It didn’t seem like 28 years ago, Paul Rickenbach Jr. said, but that’s when he first picked up the gavel as East Hampton Village mayor.
On December 20, he walked out of the village board meeting as a civilian, having relinquished his elected title six months early.
During the meeting, the departing mayor was lauded by local dignitaries and politicians, including Assemblyman Fred Thiele, state Senator Ken LaValle, and former village administrator Larry Cantwell, who also served as East Hampton town supervisor after three decades in village hall.
During Rickenbach’s time at the helm, large change to the neighborhood were placed under the protection of historic districts to preserve the unique character of the colonial village, including the Hook Mill area, Huntting Lane, and Ocean Avenue historic districts. The Beecher House, the Isaac Scoy Osborne House, the Dominy clock shops, and various other buildings and parcels were acquired.
Congressman Lee Zeldin announced, through his district director, Mark Woolley, who attended the meeting, that the congressman plans to have a flag flown at the capitol in Rickenbach’s honor.
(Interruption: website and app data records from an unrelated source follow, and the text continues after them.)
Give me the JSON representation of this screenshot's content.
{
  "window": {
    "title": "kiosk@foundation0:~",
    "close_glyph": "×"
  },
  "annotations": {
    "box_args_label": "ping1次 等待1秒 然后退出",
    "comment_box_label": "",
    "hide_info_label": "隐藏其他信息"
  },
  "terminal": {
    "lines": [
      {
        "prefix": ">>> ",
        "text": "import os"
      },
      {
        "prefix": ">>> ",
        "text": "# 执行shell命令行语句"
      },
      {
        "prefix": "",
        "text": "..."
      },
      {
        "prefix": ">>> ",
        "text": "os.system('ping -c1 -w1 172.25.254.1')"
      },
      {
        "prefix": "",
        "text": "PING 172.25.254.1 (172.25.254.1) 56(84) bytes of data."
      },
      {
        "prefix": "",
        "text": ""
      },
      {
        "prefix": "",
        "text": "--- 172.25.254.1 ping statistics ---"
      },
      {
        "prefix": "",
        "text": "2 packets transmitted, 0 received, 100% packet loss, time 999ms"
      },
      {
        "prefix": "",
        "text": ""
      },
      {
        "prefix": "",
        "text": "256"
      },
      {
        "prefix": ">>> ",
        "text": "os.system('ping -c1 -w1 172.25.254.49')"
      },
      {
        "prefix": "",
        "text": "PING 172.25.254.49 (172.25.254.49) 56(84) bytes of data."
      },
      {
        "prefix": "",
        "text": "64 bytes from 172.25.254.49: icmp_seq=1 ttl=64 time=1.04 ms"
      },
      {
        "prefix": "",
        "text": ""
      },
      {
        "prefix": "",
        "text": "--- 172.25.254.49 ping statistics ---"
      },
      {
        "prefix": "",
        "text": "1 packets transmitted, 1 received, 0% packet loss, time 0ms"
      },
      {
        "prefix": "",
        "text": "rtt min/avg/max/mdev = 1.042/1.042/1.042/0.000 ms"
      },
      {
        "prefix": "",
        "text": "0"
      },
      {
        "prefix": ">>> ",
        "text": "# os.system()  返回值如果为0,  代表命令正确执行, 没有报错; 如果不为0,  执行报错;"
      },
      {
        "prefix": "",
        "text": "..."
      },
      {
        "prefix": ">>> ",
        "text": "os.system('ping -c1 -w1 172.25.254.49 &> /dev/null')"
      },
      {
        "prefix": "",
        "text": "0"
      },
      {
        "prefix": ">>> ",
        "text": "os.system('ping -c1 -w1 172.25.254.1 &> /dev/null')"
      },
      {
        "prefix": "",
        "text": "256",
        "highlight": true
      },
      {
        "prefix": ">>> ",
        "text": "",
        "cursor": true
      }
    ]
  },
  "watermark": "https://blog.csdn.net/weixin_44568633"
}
Several speakers praised the now former mayor for the way he treated others.
“Mayor Rickenbach has an ability to get things done without leaving people out,” said Steven Schwartz, co-founder of the East Hampton Group for Good Government, an organization Rickenbach nurtured. “We had a model for our thoughts — it was the leadership of this village.”
Cantwell amused those who gathered with war stories from his days in village hall with the mayor. One that made national news was the purchase of the green by the village windmill from Generosa Ammon amid the Ted Ammon murder investigation. Rickenbach convinced Generosa to sell it to the village rather than privately. Her boyfriend Danny Pelosi was convicted of killing her estranged husband.
Others speakers at the emergency services building, where the event was held, included East Hampton Town Supervisor Peter Van Scoyoc, East Hampton Planning Board Vice Chairperson Kathy Cunningham, Kevin McDonald of The Nature Conservancy, and Richard Lawler, the deputy mayor, who is taking over as interim mayor.
Lawler’s appointment led to criticism from former village police chief Jerry Larsen, who is expected to challenge the mayor’s seat this summer, that Rickenbach was attempting to name his own successor.
“You set the bar very high,” Lawler told Rickenbach. “You always kind of showed me the way. I’ve always considered you a good friend and a mentor.”
Rickenbach, who is 83, thanked his wife, Jean, and all speakers in attendance. He recognized his staff, calling village hall “a classy organization.” He said he wants to spend more time with his grandchildren.
Rickenbach began his career as a village cop in 1958 and also served on the village board.
“I’ve been very fortunate serving in the various capacities under the umbrella of municipal government,” he said. “I can’t think of a better place to hang my hat than the Village of East Hampton.”